Of course, there are results of both episodes above and beyond the legislation that was passed. Coming down to the razor’s edge of default in 2011 prompted a credit downgrade by Standard and Poor’s (which itself triggered a brief but significant downturn in the stock market) and a host of other economic ill effects: GAO released a 2012 study identifying that the episode had cost taxpayers $1.3 billion in borrowing costs; additionally, the confidence of a variety of financial actors (lenders to the mortgage industry, consumers, and more) had diminished. Some of these indicators are more serious than others, but perhaps the most important but difficult to measure is faith in the US economy and economic actors, which includes lawmakers. The US enjoys major advantages, including its position as the world’s reserve currency, that are not worth imperiling for the opportunity to claim credit for a tough negotiating job against the opposition party or for extremely modest policy changes.
Lessons for the Future

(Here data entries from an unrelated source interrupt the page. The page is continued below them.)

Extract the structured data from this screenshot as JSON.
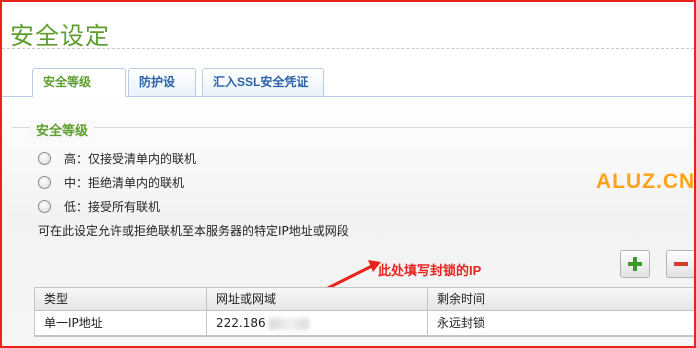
{
  "page": {
    "title": "安全设定"
  },
  "tabs": [
    {
      "label": "安全等级",
      "active": true
    },
    {
      "label": "防护设定",
      "active": false
    },
    {
      "label": "汇入SSL安全凭证",
      "active": false
    }
  ],
  "security_level": {
    "legend": "安全等级",
    "options": [
      {
        "label": "高：仅接受清单内的联机"
      },
      {
        "label": "中：拒绝清单内的联机"
      },
      {
        "label": "低：接受所有联机"
      }
    ],
    "description": "可在此设定允许或拒绝联机至本服务器的特定IP地址或网段"
  },
  "toolbar": {
    "add_icon": "plus-icon",
    "remove_icon": "minus-icon"
  },
  "table": {
    "headers": [
      "类型",
      "网址或网域",
      "剩余时间"
    ],
    "rows": [
      {
        "type": "单一IP地址",
        "address": "222.186",
        "remaining": "永远封锁"
      }
    ]
  },
  "annotation": {
    "text": "此处填写封锁的IP"
  },
  "watermark": {
    "text": "ALUZ.CN"
  },
  "colors": {
    "frame": "#e8231c",
    "accent_green": "#5d9e2f",
    "tab_blue": "#2b62a8",
    "annotation_red": "#e8231c",
    "watermark_orange": "#ffa21a"
  }
}
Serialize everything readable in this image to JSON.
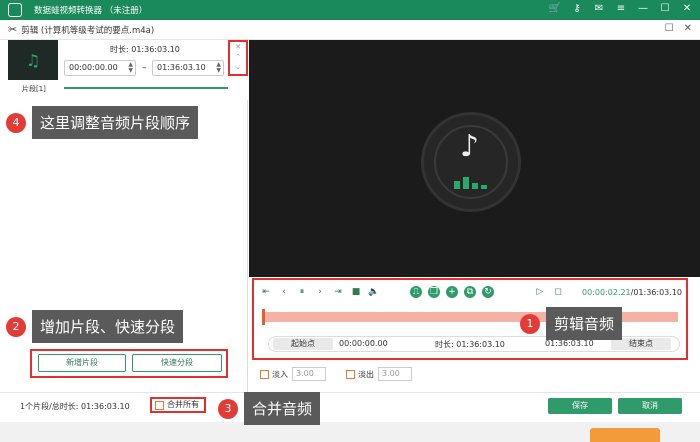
{
  "app": {
    "title": "数据蛙视频转换器 （未注册）"
  },
  "dialog": {
    "title": "剪辑 (计算机等级考试的要点.m4a)"
  },
  "clip": {
    "thumb_icon": "music-note-icon",
    "label": "片段[1]",
    "duration_label": "时长: 01:36:03.10",
    "start": "00:00:00.00",
    "end": "01:36:03.10"
  },
  "callouts": {
    "c1": {
      "num": "1",
      "text": "剪辑音频"
    },
    "c2": {
      "num": "2",
      "text": "增加片段、快速分段"
    },
    "c3": {
      "num": "3",
      "text": "合并音频"
    },
    "c4": {
      "num": "4",
      "text": "这里调整音频片段顺序"
    }
  },
  "left_buttons": {
    "add": "新增片段",
    "split": "快速分段"
  },
  "player": {
    "current": "00:00:02.21",
    "total": "/01:36:03.10",
    "trim": {
      "start_btn": "起始点",
      "start_val": "00:00:00.00",
      "dur_label": "时长: 01:36:03.10",
      "end_val": "01:36:03.10",
      "end_btn": "结束点"
    }
  },
  "fade": {
    "in_label": "淡入",
    "in_val": "3.00",
    "out_label": "淡出",
    "out_val": "3.00"
  },
  "footer": {
    "info": "1个片段/总时长: 01:36:03.10",
    "merge": "合并所有",
    "save": "保存",
    "cancel": "取消"
  },
  "colors": {
    "brand": "#1a8a5a",
    "accent": "#2f9a6a",
    "callout": "#e33b36"
  }
}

There will be other times where a Democratic president faces off against a Congress that has at least one chamber with a fractured Republican majority and a concern about deficits, even if that concern isn’t as pronounced as being prompted by the likes of the Great Recession or the Covid-19 pandemic. President Biden has learned some lessons about what such negotiations look like, and the national press have covered the economic consequences of default for a lay audience in far more detail—but otherwise, a variety of political actors are retracing their steps on the dance floor, with the same level of peril for the world economy. Eliminating the debt ceiling or blunting it (for example, with the McConnell Rule) should be a priority—for lawmakers, for those engaging in a wider conversation about economic policy, and for voters. Otherwise, those who remember Treasury’s X date many years later won’t just be nerdy graduate students writing a dissertation on fiscal policy; it’ll be everyone.